What is “accessibility?” We define accessibility as “the extent to which the information being presented is available and understandable by anyone.” One might argue that an application should be designed only for the target audience, but it should also be taken into consideration that audience members may have a visual or aural impairment and require the use of a “helper” like a screen reader or translation software. Is the content accessible publicly by everyone or in a controlled environment like a private workplace? In other words, it is important to know your audience.
Your audience may or may not be obvious, but it is important to know who they are and what tools they use. If the product will be used by a very specific user type–an employee, for example–then you only need to consider the tools that are specific to the users in that environment. Questions to ask include, “What age group do our users belong to?” “Do any of my employees have disabilities?” “What are typical helper tools that this group may use?” Answers to these questions may be as simple as “eye glasses,” but some of your users may require the use of screen readers (for the blind).
If the application or web site will be available to the public, it should be designed with the broadest audience in mind. Here are some accessibility issues to consider:
- Client functions
- Browser magnification has grown in use since smart phones and tablets have become more prevalent. The availability of high definition on laptops and other smaller monitors have also caused the increased use of magnification in browsers.
- Opening new windows has had unreliable behavior as tabs have become popular in browsers.
- Modal windows and dialogs (a.k.a. “lightboxes”) have been known to cause issues with screen readers if implemented incorrectly.
- Optical equipment
- Monitors today come in more shapes and sizes than ever before.

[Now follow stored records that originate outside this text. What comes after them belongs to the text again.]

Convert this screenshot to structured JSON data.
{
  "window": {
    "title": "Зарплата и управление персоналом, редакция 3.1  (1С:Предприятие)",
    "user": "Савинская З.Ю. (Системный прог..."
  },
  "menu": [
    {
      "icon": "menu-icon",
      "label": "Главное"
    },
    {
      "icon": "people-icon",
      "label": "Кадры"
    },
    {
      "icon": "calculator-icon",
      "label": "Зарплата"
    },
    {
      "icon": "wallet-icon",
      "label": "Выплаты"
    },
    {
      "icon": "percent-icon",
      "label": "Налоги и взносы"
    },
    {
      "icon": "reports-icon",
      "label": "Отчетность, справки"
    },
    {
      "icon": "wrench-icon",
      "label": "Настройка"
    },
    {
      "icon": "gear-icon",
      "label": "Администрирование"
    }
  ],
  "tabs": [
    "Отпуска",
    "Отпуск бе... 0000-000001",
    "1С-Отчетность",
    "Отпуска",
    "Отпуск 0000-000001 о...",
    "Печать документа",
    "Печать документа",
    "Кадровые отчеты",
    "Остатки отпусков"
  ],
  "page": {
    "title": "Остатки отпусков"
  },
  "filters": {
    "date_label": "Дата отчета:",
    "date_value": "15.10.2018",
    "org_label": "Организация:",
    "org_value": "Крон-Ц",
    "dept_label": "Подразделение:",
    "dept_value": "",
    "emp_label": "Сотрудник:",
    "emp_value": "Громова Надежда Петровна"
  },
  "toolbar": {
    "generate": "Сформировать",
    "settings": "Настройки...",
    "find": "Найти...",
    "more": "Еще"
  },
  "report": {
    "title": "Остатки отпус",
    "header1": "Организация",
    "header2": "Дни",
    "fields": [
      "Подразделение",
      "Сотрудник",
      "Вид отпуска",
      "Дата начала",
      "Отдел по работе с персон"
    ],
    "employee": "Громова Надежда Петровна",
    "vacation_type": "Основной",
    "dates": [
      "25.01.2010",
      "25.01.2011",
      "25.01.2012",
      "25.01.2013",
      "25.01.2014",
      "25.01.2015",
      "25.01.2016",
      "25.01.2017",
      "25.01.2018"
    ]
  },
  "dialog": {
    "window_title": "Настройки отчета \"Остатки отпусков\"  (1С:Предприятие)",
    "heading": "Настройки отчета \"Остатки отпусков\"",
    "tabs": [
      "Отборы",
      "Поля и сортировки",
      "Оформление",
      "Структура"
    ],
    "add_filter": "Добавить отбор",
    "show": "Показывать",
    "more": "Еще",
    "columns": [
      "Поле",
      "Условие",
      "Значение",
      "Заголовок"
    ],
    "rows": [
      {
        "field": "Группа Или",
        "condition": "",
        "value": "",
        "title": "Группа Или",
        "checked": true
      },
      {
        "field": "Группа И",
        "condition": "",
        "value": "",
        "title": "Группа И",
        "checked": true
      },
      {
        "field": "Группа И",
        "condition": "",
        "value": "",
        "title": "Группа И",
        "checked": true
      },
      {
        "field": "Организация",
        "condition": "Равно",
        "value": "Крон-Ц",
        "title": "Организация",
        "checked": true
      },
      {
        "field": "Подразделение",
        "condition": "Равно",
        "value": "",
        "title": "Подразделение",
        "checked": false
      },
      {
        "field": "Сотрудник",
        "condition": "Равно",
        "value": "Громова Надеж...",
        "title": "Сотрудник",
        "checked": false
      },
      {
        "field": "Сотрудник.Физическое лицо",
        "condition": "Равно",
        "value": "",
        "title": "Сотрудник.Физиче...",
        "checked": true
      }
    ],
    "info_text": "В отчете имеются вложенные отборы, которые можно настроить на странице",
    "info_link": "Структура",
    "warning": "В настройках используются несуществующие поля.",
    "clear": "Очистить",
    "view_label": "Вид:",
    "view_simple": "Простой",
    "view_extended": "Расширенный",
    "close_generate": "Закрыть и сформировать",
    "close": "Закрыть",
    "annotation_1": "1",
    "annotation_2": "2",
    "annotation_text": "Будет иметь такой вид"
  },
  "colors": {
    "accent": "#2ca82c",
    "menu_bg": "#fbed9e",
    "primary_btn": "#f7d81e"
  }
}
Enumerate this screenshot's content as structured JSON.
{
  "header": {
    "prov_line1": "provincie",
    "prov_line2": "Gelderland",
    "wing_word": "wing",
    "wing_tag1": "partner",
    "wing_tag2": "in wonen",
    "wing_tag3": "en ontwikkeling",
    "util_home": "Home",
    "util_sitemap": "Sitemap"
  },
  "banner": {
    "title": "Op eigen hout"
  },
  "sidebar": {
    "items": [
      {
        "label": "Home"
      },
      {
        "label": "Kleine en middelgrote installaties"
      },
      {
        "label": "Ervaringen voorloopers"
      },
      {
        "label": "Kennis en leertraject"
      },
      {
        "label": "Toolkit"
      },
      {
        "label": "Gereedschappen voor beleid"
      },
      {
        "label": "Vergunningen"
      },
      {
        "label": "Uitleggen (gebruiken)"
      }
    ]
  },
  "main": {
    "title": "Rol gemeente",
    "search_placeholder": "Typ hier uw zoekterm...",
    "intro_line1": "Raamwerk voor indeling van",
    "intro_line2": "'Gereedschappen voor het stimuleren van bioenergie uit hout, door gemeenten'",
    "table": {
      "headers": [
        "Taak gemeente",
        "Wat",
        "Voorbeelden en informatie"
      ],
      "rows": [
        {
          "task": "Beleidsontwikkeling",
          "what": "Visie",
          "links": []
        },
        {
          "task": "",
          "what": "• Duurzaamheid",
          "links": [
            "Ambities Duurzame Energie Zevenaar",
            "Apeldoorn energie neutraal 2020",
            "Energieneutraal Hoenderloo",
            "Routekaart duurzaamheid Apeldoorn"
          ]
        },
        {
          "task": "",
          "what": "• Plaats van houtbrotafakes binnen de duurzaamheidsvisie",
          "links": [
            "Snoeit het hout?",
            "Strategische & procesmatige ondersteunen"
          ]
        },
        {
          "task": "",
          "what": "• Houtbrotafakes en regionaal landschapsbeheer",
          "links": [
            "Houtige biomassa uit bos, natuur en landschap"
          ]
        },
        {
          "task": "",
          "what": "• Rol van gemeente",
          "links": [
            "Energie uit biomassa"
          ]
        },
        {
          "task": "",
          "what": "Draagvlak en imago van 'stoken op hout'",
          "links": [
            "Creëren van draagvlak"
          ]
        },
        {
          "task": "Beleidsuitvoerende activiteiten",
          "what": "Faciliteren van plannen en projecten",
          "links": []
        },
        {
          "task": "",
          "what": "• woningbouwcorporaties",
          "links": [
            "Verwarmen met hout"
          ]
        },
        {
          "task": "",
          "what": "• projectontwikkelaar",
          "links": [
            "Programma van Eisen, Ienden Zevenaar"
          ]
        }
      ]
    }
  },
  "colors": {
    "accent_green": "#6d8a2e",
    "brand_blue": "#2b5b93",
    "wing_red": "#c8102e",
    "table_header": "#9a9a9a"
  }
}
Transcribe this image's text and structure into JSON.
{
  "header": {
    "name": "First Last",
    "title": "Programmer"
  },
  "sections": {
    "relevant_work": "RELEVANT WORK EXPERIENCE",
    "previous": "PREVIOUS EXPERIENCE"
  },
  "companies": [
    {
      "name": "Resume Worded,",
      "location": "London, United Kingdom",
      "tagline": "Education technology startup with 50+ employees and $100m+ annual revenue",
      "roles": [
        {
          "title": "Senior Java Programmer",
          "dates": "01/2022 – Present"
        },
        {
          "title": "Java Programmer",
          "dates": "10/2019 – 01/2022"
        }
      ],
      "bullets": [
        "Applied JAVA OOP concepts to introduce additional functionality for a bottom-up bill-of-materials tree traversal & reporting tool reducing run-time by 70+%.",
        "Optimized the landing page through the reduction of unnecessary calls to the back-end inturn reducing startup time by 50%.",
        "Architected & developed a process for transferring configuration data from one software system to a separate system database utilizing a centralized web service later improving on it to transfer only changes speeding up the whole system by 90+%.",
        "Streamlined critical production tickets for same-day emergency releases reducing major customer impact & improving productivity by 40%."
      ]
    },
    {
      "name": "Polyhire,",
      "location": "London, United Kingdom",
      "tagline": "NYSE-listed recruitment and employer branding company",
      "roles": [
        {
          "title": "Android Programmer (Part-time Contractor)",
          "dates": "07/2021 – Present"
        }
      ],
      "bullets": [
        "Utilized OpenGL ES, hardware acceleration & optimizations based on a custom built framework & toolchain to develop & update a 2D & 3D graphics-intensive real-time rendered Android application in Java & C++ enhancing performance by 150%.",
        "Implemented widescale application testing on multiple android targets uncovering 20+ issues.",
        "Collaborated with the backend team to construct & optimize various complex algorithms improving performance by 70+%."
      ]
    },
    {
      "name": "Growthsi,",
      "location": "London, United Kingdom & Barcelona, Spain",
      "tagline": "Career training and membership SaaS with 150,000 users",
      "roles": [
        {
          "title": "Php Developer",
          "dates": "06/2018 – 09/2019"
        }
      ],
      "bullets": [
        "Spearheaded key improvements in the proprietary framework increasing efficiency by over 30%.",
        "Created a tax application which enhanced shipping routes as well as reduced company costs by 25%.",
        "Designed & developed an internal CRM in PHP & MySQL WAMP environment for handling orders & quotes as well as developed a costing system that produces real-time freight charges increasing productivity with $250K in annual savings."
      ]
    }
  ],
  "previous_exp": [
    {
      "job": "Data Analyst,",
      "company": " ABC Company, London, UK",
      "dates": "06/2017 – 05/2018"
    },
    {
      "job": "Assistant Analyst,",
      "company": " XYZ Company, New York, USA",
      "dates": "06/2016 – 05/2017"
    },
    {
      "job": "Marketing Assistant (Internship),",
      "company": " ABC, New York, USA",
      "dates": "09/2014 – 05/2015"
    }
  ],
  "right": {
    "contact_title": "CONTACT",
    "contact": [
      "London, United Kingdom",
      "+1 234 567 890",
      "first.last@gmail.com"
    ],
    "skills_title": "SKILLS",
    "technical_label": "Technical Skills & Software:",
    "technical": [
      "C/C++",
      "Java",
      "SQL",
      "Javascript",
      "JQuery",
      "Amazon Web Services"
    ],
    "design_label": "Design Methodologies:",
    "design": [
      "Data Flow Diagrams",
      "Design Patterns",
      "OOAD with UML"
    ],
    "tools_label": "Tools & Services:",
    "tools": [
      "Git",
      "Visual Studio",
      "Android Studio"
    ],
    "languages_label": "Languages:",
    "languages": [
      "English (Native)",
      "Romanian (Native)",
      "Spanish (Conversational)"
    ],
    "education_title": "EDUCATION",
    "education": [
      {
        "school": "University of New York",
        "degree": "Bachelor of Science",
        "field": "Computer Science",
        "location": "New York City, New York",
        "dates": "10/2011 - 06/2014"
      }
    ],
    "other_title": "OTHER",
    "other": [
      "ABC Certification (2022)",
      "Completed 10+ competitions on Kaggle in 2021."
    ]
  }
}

With high-definition monitors available on laptops, it’s difficult to imagine a user browsing your web site at a full 1920×1080 on a 17” monitor… or is it?
- Projectors often don’t represent color as intended. Ensure that your important content can be viewed easily when being projected. Use high contrast for text (e.g., black on white).
- Consider the use of screen reading software for the blind. Any images that give context to your content should include textual representation.
- Some visually impaired users employ additional magnification software to view content on the screen.
- Some audience members may rely on language translators. You can avoid miscommunication by offering an alternative version of your content in multiple languages so that the user will not have to rely on software. This way, you can be sure to communicate the intended ideas rather than risk losing something in translation.
- Mobile or desktop browser? Be sure to make the content compatible across all platforms and enable responsive design on your content if it will be viewed on multiple devices.
- Will the content be viewed on a TV? With the growing popularity of devices like Google TV, gaming consoles, and smart TVs, web content is being displayed on television more than ever before.
- Will your users require another human being to help them? The elderly often rely on younger helpers to assist them with accessing content. Ensure that your content is understandable to all possible parties.
Be sure to also observe accessibility compliance requirements if your audience may include users that have specific needs. For example, the standards in Section 508 are regulated by the government and require that people with disabilities have access to certain types of content.
Accessibility is a critical element in designing anything, whether it is hardware, software, or content. Making sure that users can understand your product helps to reduce miscommunication and calls to the help desk. What’s more, exceptional accessibility naturally makes your product available to anyone, which is the bottom line for most businesses.